John Fahey, who introduced himself to the world as Blind Joe death, has been the single biggest musical influence on me as a musician and as a listener in the last twenty years. It is the most beautiful and challenging music that I can consistently listen too and never tire of. Every time I listen to any of his albums I always discover something new that draws me in. Almost every time I put some Fahey on it's on for the entire evening as I just let all the albums I have play. This long intensive listening experience is never dull and it works whether I am in the mood to just sit and listen, or if I am engaged in writing or even reading. His music enhances any creative endeavor. I am often inspired to play guitar and compose after listening. The music is just so interesting as it taps into a myriad of emotions and paints a variety of landscapes for the imagination. The music is intense, dynamic, sweet and haunting often in the same piece.
Tonight I began by listening to his second album the 1964 release Death Chants, Breakdowns And Military Waltzes. An amazing album of Fahey originals and arrangements that contains one of my all time favorites "Stomping Tonight On The Pennsylvania/Alabama Border." This is the classic Fahey that incorporates traditional country blues fingerpicking with a funky post modernist rock feel that becomes uniquely his own.
This album is followed by the ambitious 1966 release and excursion into experimental soundscapes and sound effects "The Great San Bernardino Birthday Party, Volume 4." This album was controversial and devicive, like the expanding work of most great artists who don't just stay in the one place that made them popular with one group of people. The growing artist has to move on and take the risk of leaving behind some who don't wish to move on with him/her. The album is by far his most "psychedelic" even though Fahey was never a big fan of hippies and the counter culture of the 60's. Over the years as I've listened to certain jazz artists and the edge fringes of folk, my ear has come to love certain dissonant and atonal sounds and chords that are like a salve to my damaged spirit, and some of my favorites are on this album. The challenging title track is one of these great rambling myterious pieces. "Guitar Excursions Into The Unknown" and "900 Miles" are strange meditations that will carry you away to new lands if you let them. Then John will bring it all back home with a wonderful jangling traditional track like "Sail Away Ladies" with a nice little sitar interlude thrown in.
Next his very first album "The Legend Of Blind Joe Death" comes up on my player and I am immedietly transfixed by the haunting blues and nuanced playing of "On Doing An Evil Deed Blues." Man this is as serious as anything by any of the Mississippi delta bluesmen. It was deep in Fahey's soul and it was real. "The Legend Of Blind Joe Death" is one of the first independent record releases and only 100 copies of the original edition exist.
After some years in relative obscurity Fahey was rediscovered by avant rocker Jim O'Rourke and some of the folks in Sonic Youth in the mid-nineties and had a strong resurgence of creativity until his death in 2001. John recorded with the band Cul-De-Sac as well as his own trio and played a lot of electric guitar. Fahey kept growing musically right to the end.

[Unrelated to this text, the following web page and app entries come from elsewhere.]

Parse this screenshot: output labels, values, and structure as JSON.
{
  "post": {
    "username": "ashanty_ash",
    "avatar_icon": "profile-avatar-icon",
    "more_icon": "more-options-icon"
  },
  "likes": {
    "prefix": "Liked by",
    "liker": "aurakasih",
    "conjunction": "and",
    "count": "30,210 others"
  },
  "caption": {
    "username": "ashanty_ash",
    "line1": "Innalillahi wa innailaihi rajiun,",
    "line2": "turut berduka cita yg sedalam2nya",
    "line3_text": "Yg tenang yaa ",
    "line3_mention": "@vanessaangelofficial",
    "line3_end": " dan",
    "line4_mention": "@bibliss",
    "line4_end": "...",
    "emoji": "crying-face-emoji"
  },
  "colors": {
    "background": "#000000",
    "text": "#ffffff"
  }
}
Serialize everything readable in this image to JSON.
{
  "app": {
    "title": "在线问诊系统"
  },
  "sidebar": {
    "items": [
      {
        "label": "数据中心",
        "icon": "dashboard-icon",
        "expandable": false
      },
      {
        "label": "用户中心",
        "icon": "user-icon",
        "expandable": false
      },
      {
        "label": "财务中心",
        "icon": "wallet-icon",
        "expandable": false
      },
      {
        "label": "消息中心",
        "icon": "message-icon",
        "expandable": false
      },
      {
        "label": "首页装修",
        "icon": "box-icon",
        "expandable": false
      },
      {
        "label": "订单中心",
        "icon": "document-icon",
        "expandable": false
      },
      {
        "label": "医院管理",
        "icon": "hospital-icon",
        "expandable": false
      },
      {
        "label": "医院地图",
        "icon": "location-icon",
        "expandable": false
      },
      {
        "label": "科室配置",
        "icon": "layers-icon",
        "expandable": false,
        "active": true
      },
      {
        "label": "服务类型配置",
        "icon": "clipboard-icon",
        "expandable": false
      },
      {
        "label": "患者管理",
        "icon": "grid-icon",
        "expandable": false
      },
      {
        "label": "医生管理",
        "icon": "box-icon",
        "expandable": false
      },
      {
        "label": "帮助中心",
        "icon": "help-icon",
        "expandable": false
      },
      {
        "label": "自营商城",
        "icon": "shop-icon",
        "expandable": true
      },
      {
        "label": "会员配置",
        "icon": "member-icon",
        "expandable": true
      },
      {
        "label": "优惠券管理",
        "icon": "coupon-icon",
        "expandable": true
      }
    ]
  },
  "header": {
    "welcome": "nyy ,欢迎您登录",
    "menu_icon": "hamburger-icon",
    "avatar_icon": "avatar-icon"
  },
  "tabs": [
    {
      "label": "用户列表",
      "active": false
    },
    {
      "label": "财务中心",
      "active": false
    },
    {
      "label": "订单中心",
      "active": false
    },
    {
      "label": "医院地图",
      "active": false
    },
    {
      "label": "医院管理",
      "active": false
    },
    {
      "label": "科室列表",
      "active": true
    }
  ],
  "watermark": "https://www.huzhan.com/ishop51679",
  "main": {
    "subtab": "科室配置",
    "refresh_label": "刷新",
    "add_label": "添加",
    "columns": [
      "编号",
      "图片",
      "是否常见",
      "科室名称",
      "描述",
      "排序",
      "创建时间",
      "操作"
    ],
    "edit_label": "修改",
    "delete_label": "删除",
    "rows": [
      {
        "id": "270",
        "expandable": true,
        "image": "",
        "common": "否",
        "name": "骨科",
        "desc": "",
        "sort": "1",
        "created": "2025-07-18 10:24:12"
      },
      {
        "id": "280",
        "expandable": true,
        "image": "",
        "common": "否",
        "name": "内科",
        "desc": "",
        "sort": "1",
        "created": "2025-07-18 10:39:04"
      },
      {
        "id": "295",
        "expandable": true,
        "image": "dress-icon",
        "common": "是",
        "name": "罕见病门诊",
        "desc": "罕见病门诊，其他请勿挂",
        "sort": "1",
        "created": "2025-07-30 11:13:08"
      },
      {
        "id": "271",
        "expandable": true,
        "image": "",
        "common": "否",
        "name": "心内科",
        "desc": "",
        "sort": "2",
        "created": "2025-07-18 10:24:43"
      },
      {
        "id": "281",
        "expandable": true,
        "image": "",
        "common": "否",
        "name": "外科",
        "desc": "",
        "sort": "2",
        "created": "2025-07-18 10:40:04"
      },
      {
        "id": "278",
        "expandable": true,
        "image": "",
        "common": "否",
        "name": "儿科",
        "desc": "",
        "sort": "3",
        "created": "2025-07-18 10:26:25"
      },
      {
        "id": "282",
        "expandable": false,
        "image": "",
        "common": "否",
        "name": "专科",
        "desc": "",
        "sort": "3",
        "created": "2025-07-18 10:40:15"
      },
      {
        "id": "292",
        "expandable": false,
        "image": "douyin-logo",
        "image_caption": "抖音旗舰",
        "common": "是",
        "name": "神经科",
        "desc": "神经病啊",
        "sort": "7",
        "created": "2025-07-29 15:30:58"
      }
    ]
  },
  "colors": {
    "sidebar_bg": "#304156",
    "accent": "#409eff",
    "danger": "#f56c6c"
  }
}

If you've never given yourself the chance to fall under the spell of the music of John Fahey do yourself a favor and check him out. Here and above are a couple video clips from the great pioneer of original fingerstyle guitar who led the way for Leo Kottke and countless others.